Deb Mills / Deb Mills
Sometimes, the signatures on the tablecloth can get tricky. "Early on, the kids asked me if they broke up with their high school sweethearts, would I take out the stitching of their names? I told them no, that they had to be very careful who they invited to Thanksgiving dinner," said Mills. "We have joked about strategically placing the gravy boat over a few names."
But other names on the tablecloth have only grown more precious to the family over time. "It has become very special to us to have the signatures of those that have been dear to us through the years that are no longer with us," said Mills. A few years ago, the couple lost daughter Mary very suddenly at age 44 due to a ruptured aortic aneurysm. "The signatures that we have of those who have left us are irreplaceable. To have my mom’s signature and David’s dad’s signature as well as Mary’s is very special to us," said Mills.
found online is correct, accurate or relevant. Show your child how to check information they find by comparing it to alternative sources on the same topic. Show them trusted sites they can use to compare information.
The signatures of those the Mills family has lost - like their daughter Mary, who passed away suddenly a few years ago - are irreplaceable now.
Deb Mills / Deb Mills
"It is very special to pull the tablecloth out each Thanksgiving and there is Mary’s name on it, and somehow it feels like she is still among us."
On November 10, Mills posted a picture of her Thanksgiving tablecloth on her Facebook page. It was posted on the Love What Matters Facebook page November 15, and immediately, the story of the tablecloth went viral. It has garnered over 90,000 likes and 67,000 shares on Facebook in less than a week, leaving Mills "amazed."
Her kids might have thought she was "crazy" when she began the tradition, but now the Thanksgiving tablecloth is special to the entire family, Mills said. Besides the scribbles and names, there are other milestones captured in the fabric, including a graduation cap, a footprint of a newborn grandchild, and a few handprints."Last year, when I sat down to embroider, I found a message from our then 8-year-old grandson. It read, 'I love Grammy and Papa.' So of course, I embroidered it, too," said Mills.
Tackle fears with common sense. If she's scared of dogs, don't hustle her across the street when one is coming. Demystify the fear. ("Oh, a puppy! Let's ask the owner if we can feel how soft his fur is.") In tense moments—shots come to mind—be sympathetic but not too emotional, says Atlanta-area pediatrician Roy Benaroch. Say, "It will be OK. It will be over in a few minutes," not, "I know—it hurts! It hurts!"

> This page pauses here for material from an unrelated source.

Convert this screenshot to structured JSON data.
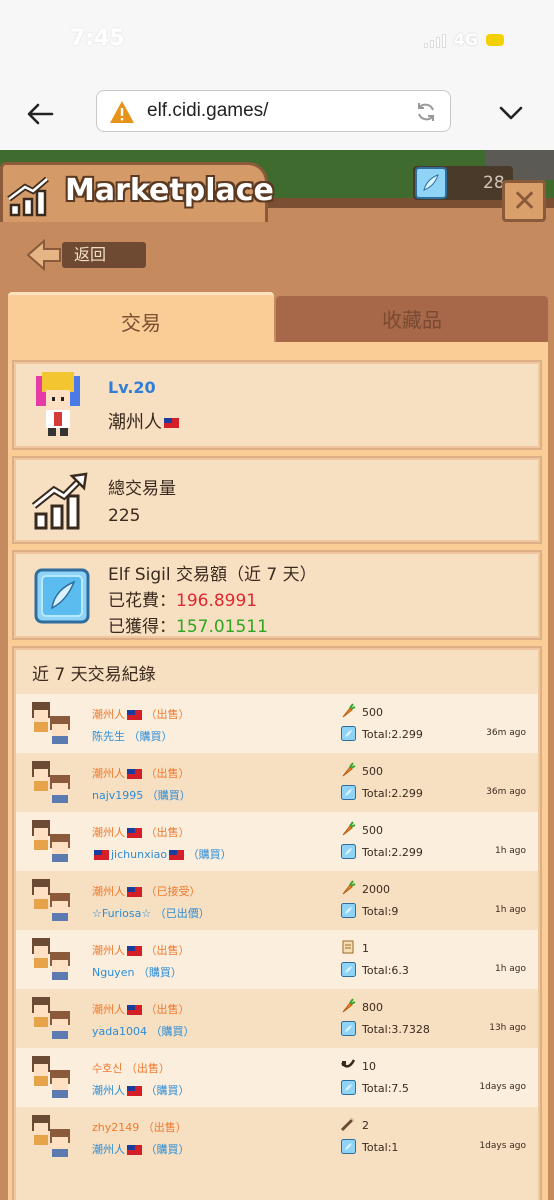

This week, Mills's oldest granddaughter sent her a text thanking her for creating the family tradition. Mills said that family connection is what it's all about for her, "Making memories that will last and creating lasting treasures for the next generation."